Two wins against absolute dogs in the division in New York and Washington and another against a suddenly suspect Cincinnati Bengals team obviously suffering from a Super Bowl runner-up hangover, and Cowboys Twitter is already calling for Rush to be cemented as QB1 going forward. They’re doing cartwheels at the prospect of him supplanting Prescott in much the same way Prescott did Romo. Yet another sign that social media is chiefly meant for documenting the worst of humankind’s thoughts into a woefully permanent digital record. I’m sorry (not really), but if, based on three games’ worth of very Jimmy Garoppolo-like numbers against mediocre-to-very-bad teams, you want Rush to start over Dak once the latter is healthy, I’m of the opinion you know less about football than Jerry Jones knows about his recently discovered daughter Alexandra Davis.


Look, I get it. Winning is intoxicating. The rush of victory (so to speak) is so exhilarating it clouds your faculties and can twist your otherwise better sense of judgment into completely unrecognizable shapes. It’s one of the reasons gambling is addictive and people buy NFTs. If you’re prone to imbecilic takes like Rush > Dak, you have no more business commenting on football than a Gambler’s Anonymous member has of setting foot on the martini-soaked floor of a casino or my grandma does in perusing the latest Bored Ape offerings. It’s just not for you.

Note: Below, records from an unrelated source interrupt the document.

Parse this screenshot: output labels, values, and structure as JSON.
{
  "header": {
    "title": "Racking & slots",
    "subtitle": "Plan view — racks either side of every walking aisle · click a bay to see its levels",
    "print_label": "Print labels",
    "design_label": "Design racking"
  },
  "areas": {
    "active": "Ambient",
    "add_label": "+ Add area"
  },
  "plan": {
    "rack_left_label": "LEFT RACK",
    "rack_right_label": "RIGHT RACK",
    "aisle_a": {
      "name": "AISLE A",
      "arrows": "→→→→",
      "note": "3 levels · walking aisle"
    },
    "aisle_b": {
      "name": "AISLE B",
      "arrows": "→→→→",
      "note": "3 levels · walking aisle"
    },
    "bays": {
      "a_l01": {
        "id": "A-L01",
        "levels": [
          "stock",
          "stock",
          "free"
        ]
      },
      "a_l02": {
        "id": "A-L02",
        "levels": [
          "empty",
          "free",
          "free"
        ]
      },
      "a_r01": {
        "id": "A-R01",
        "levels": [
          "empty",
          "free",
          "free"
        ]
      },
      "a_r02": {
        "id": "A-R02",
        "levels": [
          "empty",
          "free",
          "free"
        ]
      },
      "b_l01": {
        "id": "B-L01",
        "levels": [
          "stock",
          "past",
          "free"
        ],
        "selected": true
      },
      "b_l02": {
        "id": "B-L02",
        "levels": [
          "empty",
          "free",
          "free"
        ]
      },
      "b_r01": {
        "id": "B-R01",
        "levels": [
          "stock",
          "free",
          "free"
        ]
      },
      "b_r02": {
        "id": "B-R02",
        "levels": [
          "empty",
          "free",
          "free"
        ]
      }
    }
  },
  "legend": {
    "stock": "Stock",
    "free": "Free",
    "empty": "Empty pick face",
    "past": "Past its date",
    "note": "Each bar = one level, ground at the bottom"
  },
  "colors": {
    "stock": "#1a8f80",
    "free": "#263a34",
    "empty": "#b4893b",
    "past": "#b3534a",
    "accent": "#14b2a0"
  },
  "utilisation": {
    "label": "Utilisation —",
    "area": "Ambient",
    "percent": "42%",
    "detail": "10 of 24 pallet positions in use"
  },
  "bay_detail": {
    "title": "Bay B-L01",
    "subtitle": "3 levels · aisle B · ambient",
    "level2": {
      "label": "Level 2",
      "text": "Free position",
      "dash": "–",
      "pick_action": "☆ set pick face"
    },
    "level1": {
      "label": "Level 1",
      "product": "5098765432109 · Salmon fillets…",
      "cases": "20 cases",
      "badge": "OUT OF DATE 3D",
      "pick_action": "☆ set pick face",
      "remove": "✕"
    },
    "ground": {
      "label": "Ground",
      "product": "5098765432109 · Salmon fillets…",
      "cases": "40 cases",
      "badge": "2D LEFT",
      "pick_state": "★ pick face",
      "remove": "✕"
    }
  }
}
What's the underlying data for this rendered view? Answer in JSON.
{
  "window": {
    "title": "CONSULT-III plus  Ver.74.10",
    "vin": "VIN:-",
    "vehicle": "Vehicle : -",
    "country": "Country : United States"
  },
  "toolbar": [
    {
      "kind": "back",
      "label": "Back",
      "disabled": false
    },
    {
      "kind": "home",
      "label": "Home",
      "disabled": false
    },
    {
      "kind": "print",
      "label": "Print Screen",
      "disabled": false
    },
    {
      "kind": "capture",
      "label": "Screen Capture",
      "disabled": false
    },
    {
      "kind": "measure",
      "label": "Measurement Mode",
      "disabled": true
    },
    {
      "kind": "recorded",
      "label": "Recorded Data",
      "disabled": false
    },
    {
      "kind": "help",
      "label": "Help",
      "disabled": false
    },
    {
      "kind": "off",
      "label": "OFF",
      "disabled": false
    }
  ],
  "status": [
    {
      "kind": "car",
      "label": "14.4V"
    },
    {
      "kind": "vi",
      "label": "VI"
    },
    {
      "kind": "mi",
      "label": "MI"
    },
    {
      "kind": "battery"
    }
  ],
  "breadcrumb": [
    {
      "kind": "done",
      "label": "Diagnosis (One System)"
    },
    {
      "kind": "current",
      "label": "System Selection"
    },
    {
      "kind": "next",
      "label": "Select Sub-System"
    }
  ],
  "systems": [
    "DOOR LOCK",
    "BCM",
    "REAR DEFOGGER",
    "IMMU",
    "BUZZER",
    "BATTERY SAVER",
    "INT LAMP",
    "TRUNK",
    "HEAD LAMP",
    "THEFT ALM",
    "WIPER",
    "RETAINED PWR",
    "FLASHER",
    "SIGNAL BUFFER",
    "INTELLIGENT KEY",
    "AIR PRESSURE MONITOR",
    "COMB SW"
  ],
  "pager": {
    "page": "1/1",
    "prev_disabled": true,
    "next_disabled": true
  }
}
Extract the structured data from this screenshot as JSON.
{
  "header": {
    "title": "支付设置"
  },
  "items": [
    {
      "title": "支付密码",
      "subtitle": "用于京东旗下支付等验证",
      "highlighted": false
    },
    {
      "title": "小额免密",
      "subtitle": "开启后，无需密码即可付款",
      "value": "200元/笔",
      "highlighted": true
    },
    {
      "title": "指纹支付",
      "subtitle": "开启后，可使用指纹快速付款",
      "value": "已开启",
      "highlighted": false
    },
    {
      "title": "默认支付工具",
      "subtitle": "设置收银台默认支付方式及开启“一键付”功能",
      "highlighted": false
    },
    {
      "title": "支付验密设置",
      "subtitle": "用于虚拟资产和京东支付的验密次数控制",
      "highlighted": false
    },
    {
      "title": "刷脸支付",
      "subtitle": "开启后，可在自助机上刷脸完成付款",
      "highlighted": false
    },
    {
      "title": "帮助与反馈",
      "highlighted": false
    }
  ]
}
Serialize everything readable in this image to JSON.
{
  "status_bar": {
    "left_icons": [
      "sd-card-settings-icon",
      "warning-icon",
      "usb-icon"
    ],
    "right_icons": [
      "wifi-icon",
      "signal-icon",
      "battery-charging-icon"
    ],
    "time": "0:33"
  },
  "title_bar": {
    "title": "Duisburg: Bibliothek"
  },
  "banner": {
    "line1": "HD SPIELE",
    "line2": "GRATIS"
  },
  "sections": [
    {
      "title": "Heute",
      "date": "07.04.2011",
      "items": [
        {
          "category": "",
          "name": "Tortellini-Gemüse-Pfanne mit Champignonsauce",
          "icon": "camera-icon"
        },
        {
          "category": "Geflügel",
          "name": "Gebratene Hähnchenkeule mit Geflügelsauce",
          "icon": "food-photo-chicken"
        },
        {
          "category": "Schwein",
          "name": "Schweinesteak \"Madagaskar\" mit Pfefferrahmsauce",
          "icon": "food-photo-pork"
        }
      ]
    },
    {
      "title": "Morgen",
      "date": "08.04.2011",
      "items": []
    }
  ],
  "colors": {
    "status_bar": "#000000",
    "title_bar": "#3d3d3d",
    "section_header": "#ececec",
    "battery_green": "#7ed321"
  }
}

I certainly don’t want to take anything away from Rush. The guy has managed to do what everyone hopes and prays a backup quarterback is capable of doing. And that’s tread water until the starter comes back. Yes, he’s won. But he hasn’t exactly looked like the second coming of Kurt Warner while doing it — 22.6 points per game is far from the “Greatest Show on Turf.”

In fairness, he also hasn’t looked like what some “” named as the sixth-worst backup QB in the entire league heading into the season. Which was? You guessed it: Cooper Rush.

Have we all forgotten that just a month ago, no other team in the league wanted this guy? The Cowboys (and the majority of their fanbase) were practically begging Will Grier to take the backup job from Rush in the preseason. Rush was terrible in those games. Grier just happened to be worse, so when he couldn’t push Rush off the roster, they naturally cut him, but the Cowboys’ front office was also so confident in the lack of interest from any other team in Rush, they cut him, too, leaving Prescott as the only QB on the roster for a time. Jerry and company knew Rush would clear waivers. The trickery bought them time to keep better coveted players like tackle Tyron Smith and wide receiver James Washington after final cuts long enough to put them on IR.

I can’t explain the difference between preseason Cooper Rush and in-season Cooper Rush, but let’s keep reality in focus along with the larger context. Rush has played well. He’s had a lot more help than Prescott had in Week 1. The O-line is pass protecting, the receivers have found their hands, and the running game is setting up nice play-action plays that make it easy for whomever’s QB. Ultimately, Rush has done exactly three things. Here are the first two, with No. 3 to come later: 1.) Rush has given Prescott time to fully heal before forcing himself back to save a failing season, and 2.) he’s likely made himself life-changingly wealthy. No team is going to throw $30M-a-year starter money at him (because he isn’t an NFL starter), but he could be looking at a nice $5M-a-year extension to continue backing up Dak. That’s more money per year than he’s made in his entire career combined to this point.

And 3.) Rush has proven that due to a truly great defense, finally the quarterback of this team doesn’t have to do it all himself. Dak, without the pressure of playing hero-ball as he has since his sophomore year, will make this team even better when he returns. Sorry, haters. It’s a fact. If you don’t believe me, then I have a few NFTs to sell you.